Acupuncture has never called me, at least no more than acuripping, aculeeching, or acu-kicking-you-in-the-groin. Besides, if acupuncture worked so well, how come porcupines get sick?
But my headaches were that bad, and Dr. Lynn, my dealer, didn’t know why.
“We can’t figure out what’s happening, Jason, so we’re just going to rub some more insurance money on it and see what happens.”
Dr. Lynn may have been sharp in his prime, but now you get the feeling that when he laughs too hard, he pees his pants just a little. Sure, he pokes around in your ear like other doctors, but does he remember what he’s looking for or is he just keeping up appearances?

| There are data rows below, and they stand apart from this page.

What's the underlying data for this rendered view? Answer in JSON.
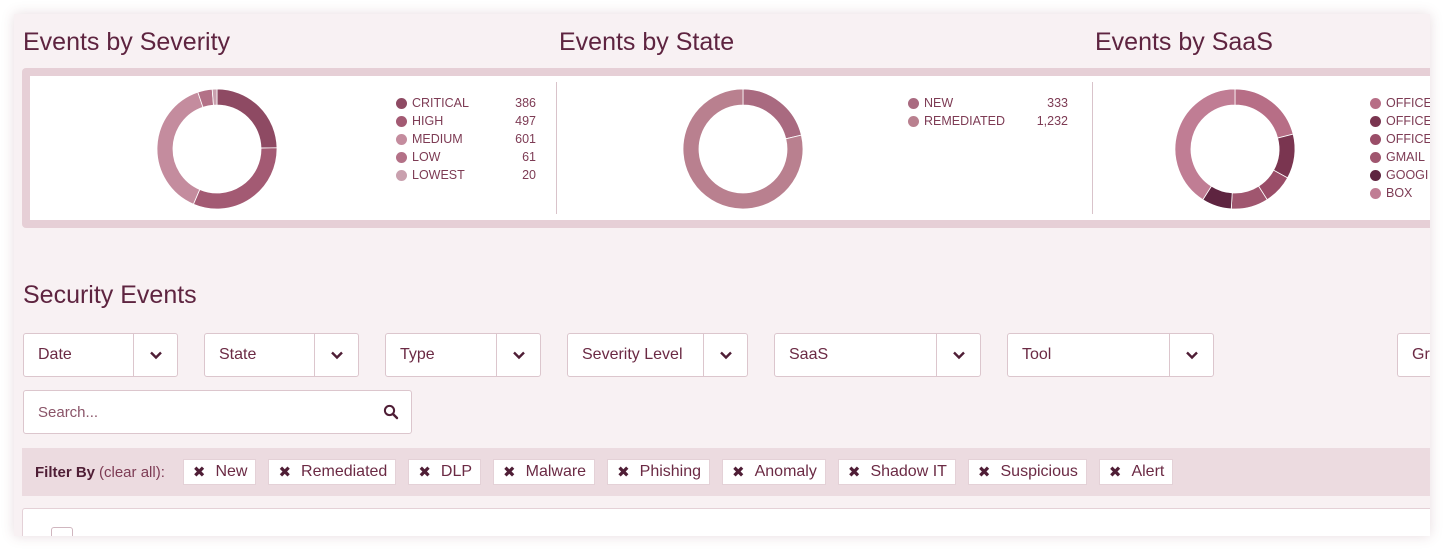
{
  "headings": {
    "severity": "Events by Severity",
    "state": "Events by State",
    "saas": "Events by SaaS",
    "security_events": "Security Events"
  },
  "charts": {
    "severity": {
      "legend": [
        {
          "label": "CRITICAL",
          "value": "386",
          "color": "#8e4a63"
        },
        {
          "label": "HIGH",
          "value": "497",
          "color": "#a35a73"
        },
        {
          "label": "MEDIUM",
          "value": "601",
          "color": "#c48c9e"
        },
        {
          "label": "LOW",
          "value": "61",
          "color": "#b37187"
        },
        {
          "label": "LOWEST",
          "value": "20",
          "color": "#c9a0ae"
        }
      ]
    },
    "state": {
      "legend": [
        {
          "label": "NEW",
          "value": "333",
          "color": "#a96a80"
        },
        {
          "label": "REMEDIATED",
          "value": "1,232",
          "color": "#b9808f"
        }
      ]
    },
    "saas": {
      "legend": [
        {
          "label": "OFFICE",
          "color": "#b76e86"
        },
        {
          "label": "OFFICE",
          "color": "#7a3550"
        },
        {
          "label": "OFFICE",
          "color": "#9a4d68"
        },
        {
          "label": "GMAIL",
          "color": "#a0566f"
        },
        {
          "label": "GOOGI",
          "color": "#5e2440"
        },
        {
          "label": "BOX",
          "color": "#c07d94"
        }
      ]
    }
  },
  "chart_data": [
    {
      "type": "pie",
      "donut": true,
      "title": "Events by Severity",
      "categories": [
        "CRITICAL",
        "HIGH",
        "MEDIUM",
        "LOW",
        "LOWEST"
      ],
      "values": [
        386,
        497,
        601,
        61,
        20
      ]
    },
    {
      "type": "pie",
      "donut": true,
      "title": "Events by State",
      "categories": [
        "NEW",
        "REMEDIATED"
      ],
      "values": [
        333,
        1232
      ]
    },
    {
      "type": "pie",
      "donut": true,
      "title": "Events by SaaS",
      "categories": [
        "OFFICE",
        "OFFICE",
        "OFFICE",
        "GMAIL",
        "GOOGI",
        "BOX"
      ],
      "values": [
        21,
        12,
        8,
        10,
        8,
        41
      ]
    }
  ],
  "filters": {
    "dropdowns": [
      {
        "label": "Date"
      },
      {
        "label": "State"
      },
      {
        "label": "Type"
      },
      {
        "label": "Severity Level"
      },
      {
        "label": "SaaS"
      },
      {
        "label": "Tool"
      },
      {
        "label": "Gr"
      }
    ],
    "search_placeholder": "Search..."
  },
  "filter_bar": {
    "label": "Filter By",
    "clear_all": "(clear all):",
    "chips": [
      "New",
      "Remediated",
      "DLP",
      "Malware",
      "Phishing",
      "Anomaly",
      "Shadow IT",
      "Suspicious",
      "Alert"
    ]
  }
}
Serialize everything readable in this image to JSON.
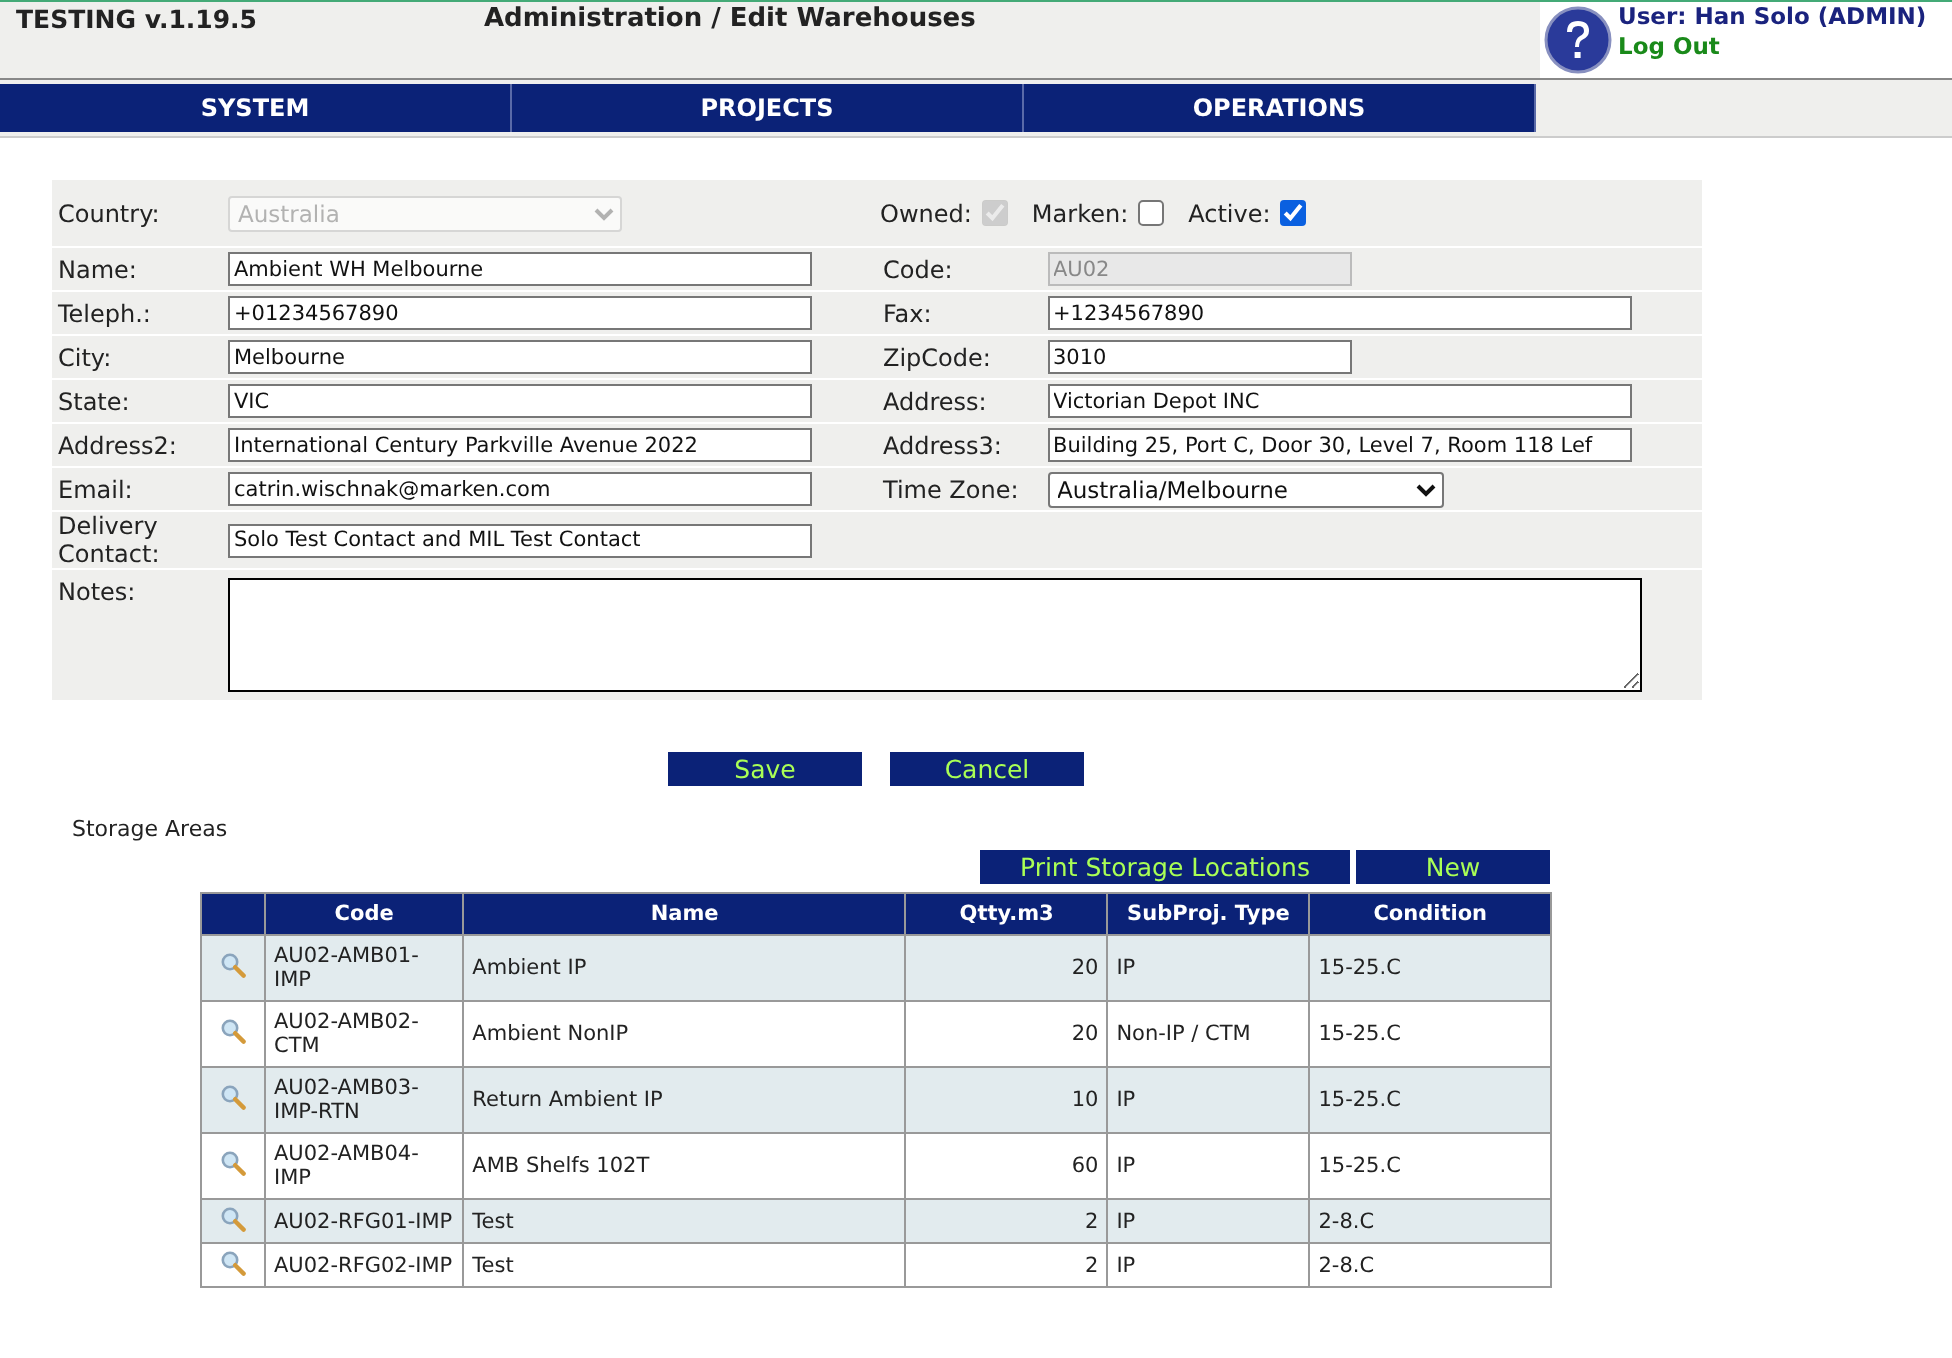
{
  "header": {
    "version": "TESTING v.1.19.5",
    "title": "Administration / Edit Warehouses",
    "user": "User: Han Solo (ADMIN)",
    "logout": "Log Out"
  },
  "nav": [
    "SYSTEM",
    "PROJECTS",
    "OPERATIONS"
  ],
  "form": {
    "country": {
      "label": "Country:",
      "value": "Australia",
      "disabled": true
    },
    "flags": [
      {
        "label": "Owned:",
        "checked": true,
        "disabled": true
      },
      {
        "label": "Marken:",
        "checked": false,
        "disabled": false
      },
      {
        "label": "Active:",
        "checked": true,
        "disabled": false
      }
    ],
    "rows": [
      [
        {
          "label": "Name:",
          "value": "Ambient WH Melbourne",
          "kind": "text"
        },
        {
          "label": "Code:",
          "value": "AU02",
          "kind": "shorttext",
          "disabled": true
        }
      ],
      [
        {
          "label": "Teleph.:",
          "value": "+01234567890",
          "kind": "text"
        },
        {
          "label": "Fax:",
          "value": "+1234567890",
          "kind": "text"
        }
      ],
      [
        {
          "label": "City:",
          "value": "Melbourne",
          "kind": "text"
        },
        {
          "label": "ZipCode:",
          "value": "3010",
          "kind": "shorttext"
        }
      ],
      [
        {
          "label": "State:",
          "value": "VIC",
          "kind": "text"
        },
        {
          "label": "Address:",
          "value": "Victorian Depot INC",
          "kind": "text"
        }
      ],
      [
        {
          "label": "Address2:",
          "value": "International Century Parkville Avenue 2022",
          "kind": "text"
        },
        {
          "label": "Address3:",
          "value": "Building 25, Port C, Door 30, Level 7, Room 118 Lef",
          "kind": "text"
        }
      ],
      [
        {
          "label": "Email:",
          "value": "catrin.wischnak@marken.com",
          "kind": "text"
        },
        {
          "label": "Time Zone:",
          "value": "Australia/Melbourne",
          "kind": "select"
        }
      ],
      [
        {
          "label": "Delivery Contact:",
          "value": "Solo Test Contact and MIL Test Contact",
          "kind": "text"
        }
      ]
    ],
    "notes": {
      "label": "Notes:"
    }
  },
  "buttons": [
    "Save",
    "Cancel"
  ],
  "storage": {
    "title": "Storage Areas",
    "actions": [
      "Print Storage Locations",
      "New"
    ],
    "columns": [
      "Code",
      "Name",
      "Qtty.m3",
      "SubProj. Type",
      "Condition"
    ],
    "rows": [
      [
        "AU02-AMB01-IMP",
        "Ambient IP",
        "20",
        "IP",
        "15-25.C"
      ],
      [
        "AU02-AMB02-CTM",
        "Ambient NonIP",
        "20",
        "Non-IP / CTM",
        "15-25.C"
      ],
      [
        "AU02-AMB03-IMP-RTN",
        "Return Ambient IP",
        "10",
        "IP",
        "15-25.C"
      ],
      [
        "AU02-AMB04-IMP",
        "AMB Shelfs 102T",
        "60",
        "IP",
        "15-25.C"
      ],
      [
        "AU02-RFG01-IMP",
        "Test",
        "2",
        "IP",
        "2-8.C"
      ],
      [
        "AU02-RFG02-IMP",
        "Test",
        "2",
        "IP",
        "2-8.C"
      ]
    ]
  }
}
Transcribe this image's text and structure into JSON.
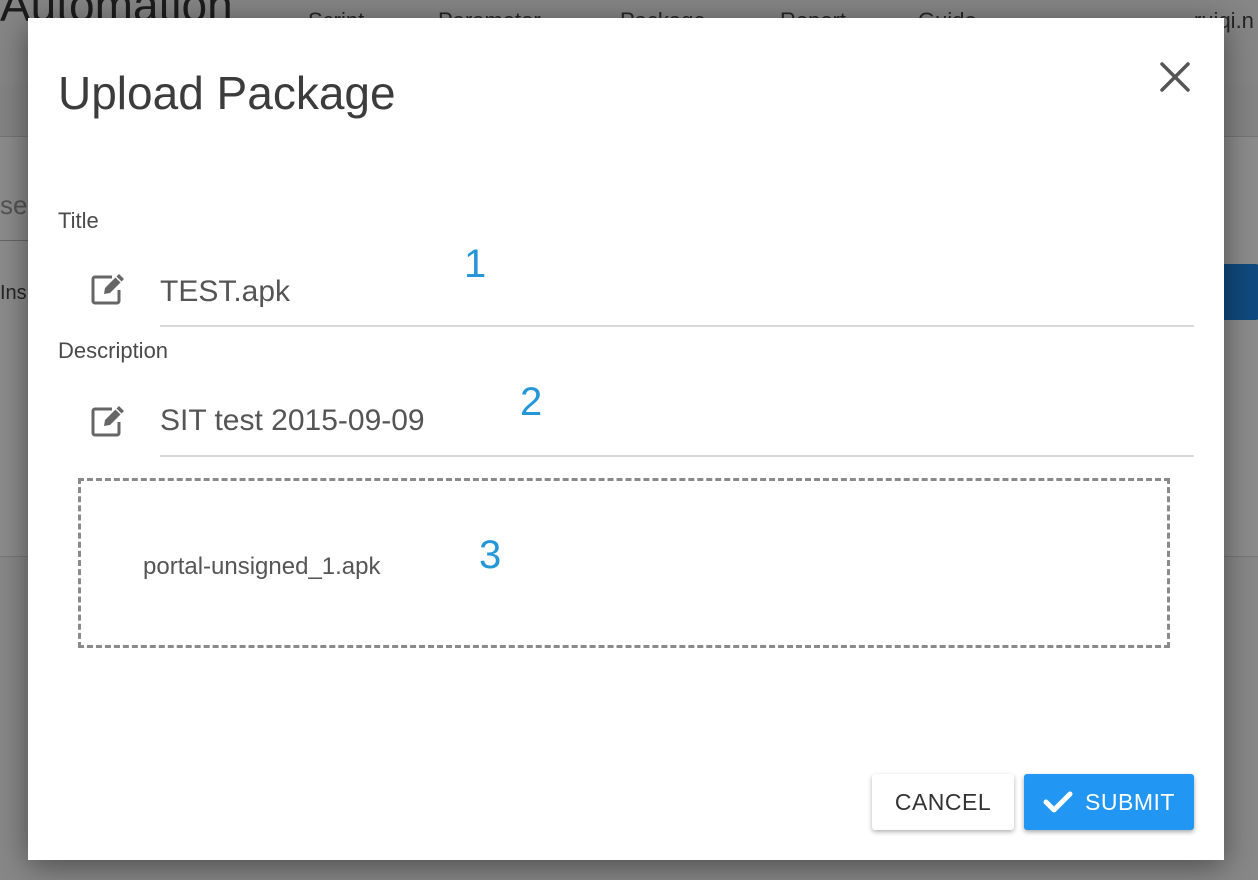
{
  "background": {
    "app_title": "Automation",
    "nav_items": [
      "Script",
      "Parameter",
      "Package",
      "Report",
      "Guide"
    ],
    "user": "ruiqi.n",
    "search_partial": "se",
    "row_partial": "Ins"
  },
  "dialog": {
    "title": "Upload Package",
    "close_icon": "close-icon",
    "title_field": {
      "label": "Title",
      "value": "TEST.apk",
      "icon": "edit-icon"
    },
    "description_field": {
      "label": "Description",
      "value": "SIT test 2015-09-09",
      "icon": "edit-icon"
    },
    "dropzone": {
      "file_name": "portal-unsigned_1.apk"
    },
    "annotations": [
      "1",
      "2",
      "3"
    ],
    "buttons": {
      "cancel": "CANCEL",
      "submit": "SUBMIT",
      "submit_icon": "check-icon"
    }
  },
  "colors": {
    "accent": "#2196f3",
    "annotation": "#2596d8",
    "overlay": "#000000"
  }
}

Lynn wouldn’t refer me to a specialist until he had “explored all the options,” by which he meant “billed for the maximum number of office visits.” Finally, mercifully, he sent me to acupuncturist Cho Han-seung, who, bless his heart, did not mind my calling him Han Solo.
Cho is a gentle man who may or may not touch the ground when he walks. He drifts to the sound of wind chimes, quick but no hurry.
Unfortunately, we faced a communication barrier: Cho is a hundred percent Korean, and I’m fifty percent moron.
He waved at me to sit.
“I need check your purse,” he said.
“Your purse. I need check purse.”
Cho placed two fingers on my pulse, so I tossed my purse back down. We rolled over to the computer, where Cho snapped a photo of my eye. He measured my eyeball defects against a chart on the wall, making ah-so noises as he went. This is called “iridology,” a science dating back to about the same time as schizophrenia.
“You have ploblem with stomach?” he asked.
“How 'bout lungs? Tlouble bleathing?”
“No, I have migraines.”
Cho smiled warmly. He had no idea what I meant.
And with that we floated to a room that smelled like the inside of a health pill. Cho laid me down and asked me to stare at a bulls-eye on the ceiling. He had a good explanation for this; I just didn’t understand it.
Cho assured me that his needles were—
Cho smiled warmly and pricked me again.
Acupuncture functions on the principle of distraction: A headache will always go away when someone is JABBING YOU WITH NEEDLES.
“Lelax,” said Cho, humming in Korean. “First needle worst.”
Cho got to pecking pretty quickly at the language, and from what I could tell, my headaches would either disappear altogether or I would die in three weeks.
Wait … No … He wanted me to visit three times a week, which is roughly more often than I report to work. So it goes.
When Cho finished, there were spikes in my eyebrows, between my toes, and in places that I wouldn’t dare look. But he was right—after that initial sting, it wasn’t too bad. Staring at the big red dot in the sky, I nodded off for the most expensive nap in town.
Over the next week I started to feel—and excuse the medical parlance—funkadelic. My dreams were so intense that when I woke up, it took me a minute to recall my gender. I also got mushy over music and called friends that I hadn’t seen since Purple Rain.
But ultimately I couldn’t maintain the schedule. It’s not that I overlook the value of Cho’s work; it’s just that he was seriously cutting into my sittin’-around time.
I just hope that Cho understands. God knows what that man could do with a voodoo doll.